All said they developed their strengths to compensate for their weaknesses through trial and error until they discovered effective problem-solving techniques. Baum, Schader, and Hébert’s (2014) recent qualitative study emphasized how employing a strengths- based approach toward educating twice-exceptional students positively impacts their academic and social and emotional development. Parents of successful twice-exceptional adolescents and young adults stressed the need to “normalize” and obtain support for their children’s disabilities, while at the same time maintaining high expectations for performance within their talent domains.
They helped their children develop self-advocacy skills to foster independence as they transitioned into adulthood. Conversely, factors that may be displayed in twice-exceptional students, such as low motivation, hypersensitivity, and difficulty with organization may be linked to removal from gifted programming due to having poor grades (VanTassel-Baska, Feng, Swanson, Quek, & Chandler, 2009). Denial of gifted education experiences, however, may have a negative cyclical effect on twice-exceptional students by impacting motivation and self-concept. As the children age, negative early experiences could decrease the confidence required to take risks and enroll in challenging classes, such as Advanced Placement and International Baccalaureate.

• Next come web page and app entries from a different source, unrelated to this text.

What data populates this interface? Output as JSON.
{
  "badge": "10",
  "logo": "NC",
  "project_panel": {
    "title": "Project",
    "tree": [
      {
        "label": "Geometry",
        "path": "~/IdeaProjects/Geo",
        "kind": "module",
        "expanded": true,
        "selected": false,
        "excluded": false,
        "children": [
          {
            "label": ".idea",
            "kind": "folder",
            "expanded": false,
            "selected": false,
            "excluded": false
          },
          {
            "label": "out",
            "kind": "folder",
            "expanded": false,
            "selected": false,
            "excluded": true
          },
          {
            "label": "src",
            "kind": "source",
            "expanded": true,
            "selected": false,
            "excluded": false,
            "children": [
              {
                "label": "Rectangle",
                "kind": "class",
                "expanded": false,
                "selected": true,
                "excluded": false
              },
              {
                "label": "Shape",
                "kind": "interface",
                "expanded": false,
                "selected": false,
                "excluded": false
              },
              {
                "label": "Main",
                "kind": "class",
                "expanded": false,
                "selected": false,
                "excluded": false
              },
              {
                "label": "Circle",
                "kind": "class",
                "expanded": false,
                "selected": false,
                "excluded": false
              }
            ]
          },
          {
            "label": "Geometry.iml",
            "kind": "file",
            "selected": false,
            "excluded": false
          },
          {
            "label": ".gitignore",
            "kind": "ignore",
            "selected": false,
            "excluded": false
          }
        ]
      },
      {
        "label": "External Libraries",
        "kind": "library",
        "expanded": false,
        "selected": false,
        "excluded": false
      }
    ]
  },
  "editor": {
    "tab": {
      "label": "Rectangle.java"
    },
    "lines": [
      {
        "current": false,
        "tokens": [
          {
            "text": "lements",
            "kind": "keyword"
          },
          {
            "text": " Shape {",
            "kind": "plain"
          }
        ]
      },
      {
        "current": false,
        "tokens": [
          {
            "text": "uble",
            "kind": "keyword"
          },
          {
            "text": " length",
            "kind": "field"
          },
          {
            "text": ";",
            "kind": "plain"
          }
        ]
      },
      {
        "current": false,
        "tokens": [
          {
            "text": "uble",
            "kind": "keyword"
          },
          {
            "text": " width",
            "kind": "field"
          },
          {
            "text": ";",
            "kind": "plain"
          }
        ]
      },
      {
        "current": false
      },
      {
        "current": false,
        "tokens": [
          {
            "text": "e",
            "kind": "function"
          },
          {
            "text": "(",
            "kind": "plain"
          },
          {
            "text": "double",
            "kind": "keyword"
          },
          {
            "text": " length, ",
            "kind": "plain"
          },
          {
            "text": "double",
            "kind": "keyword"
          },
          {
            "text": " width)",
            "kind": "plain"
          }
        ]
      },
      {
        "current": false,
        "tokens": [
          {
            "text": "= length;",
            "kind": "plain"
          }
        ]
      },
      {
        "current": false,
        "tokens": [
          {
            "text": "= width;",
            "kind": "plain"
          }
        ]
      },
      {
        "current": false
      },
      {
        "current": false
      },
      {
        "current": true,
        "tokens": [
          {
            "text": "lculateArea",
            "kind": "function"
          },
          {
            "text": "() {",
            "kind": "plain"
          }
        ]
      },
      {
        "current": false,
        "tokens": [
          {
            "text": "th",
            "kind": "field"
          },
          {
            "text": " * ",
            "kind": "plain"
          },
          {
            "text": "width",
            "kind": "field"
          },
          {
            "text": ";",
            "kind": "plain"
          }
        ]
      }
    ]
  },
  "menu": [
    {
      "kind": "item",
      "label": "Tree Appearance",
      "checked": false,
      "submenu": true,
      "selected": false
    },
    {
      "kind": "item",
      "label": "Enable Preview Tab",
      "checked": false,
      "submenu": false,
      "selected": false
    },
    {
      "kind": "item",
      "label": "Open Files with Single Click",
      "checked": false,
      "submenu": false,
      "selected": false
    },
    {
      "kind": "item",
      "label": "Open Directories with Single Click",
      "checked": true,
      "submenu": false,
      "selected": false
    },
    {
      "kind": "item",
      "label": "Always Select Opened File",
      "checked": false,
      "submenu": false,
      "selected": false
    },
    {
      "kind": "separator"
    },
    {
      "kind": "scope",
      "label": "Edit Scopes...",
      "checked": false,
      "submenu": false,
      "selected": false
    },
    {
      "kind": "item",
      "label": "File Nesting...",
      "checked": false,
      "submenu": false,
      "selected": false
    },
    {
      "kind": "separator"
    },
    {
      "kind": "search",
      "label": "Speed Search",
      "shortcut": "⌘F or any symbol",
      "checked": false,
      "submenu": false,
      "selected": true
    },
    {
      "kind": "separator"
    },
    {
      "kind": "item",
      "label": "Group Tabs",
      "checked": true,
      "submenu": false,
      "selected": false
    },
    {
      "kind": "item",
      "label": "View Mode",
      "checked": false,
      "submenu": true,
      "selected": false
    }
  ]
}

Research studies that address questions pertaining to significant differences between gifted boys and girls range from teachers’ stereotypes that influence identification and nominations for advanced programs to an examination of external and internal factors contributing to eventual achievement. Do differences in achievement among gifted boys and girls still exist? Do gifted girls still fail to realize their potentials in adulthood? Are gifted boys still limited in their career choices because of sex-role stereotypes?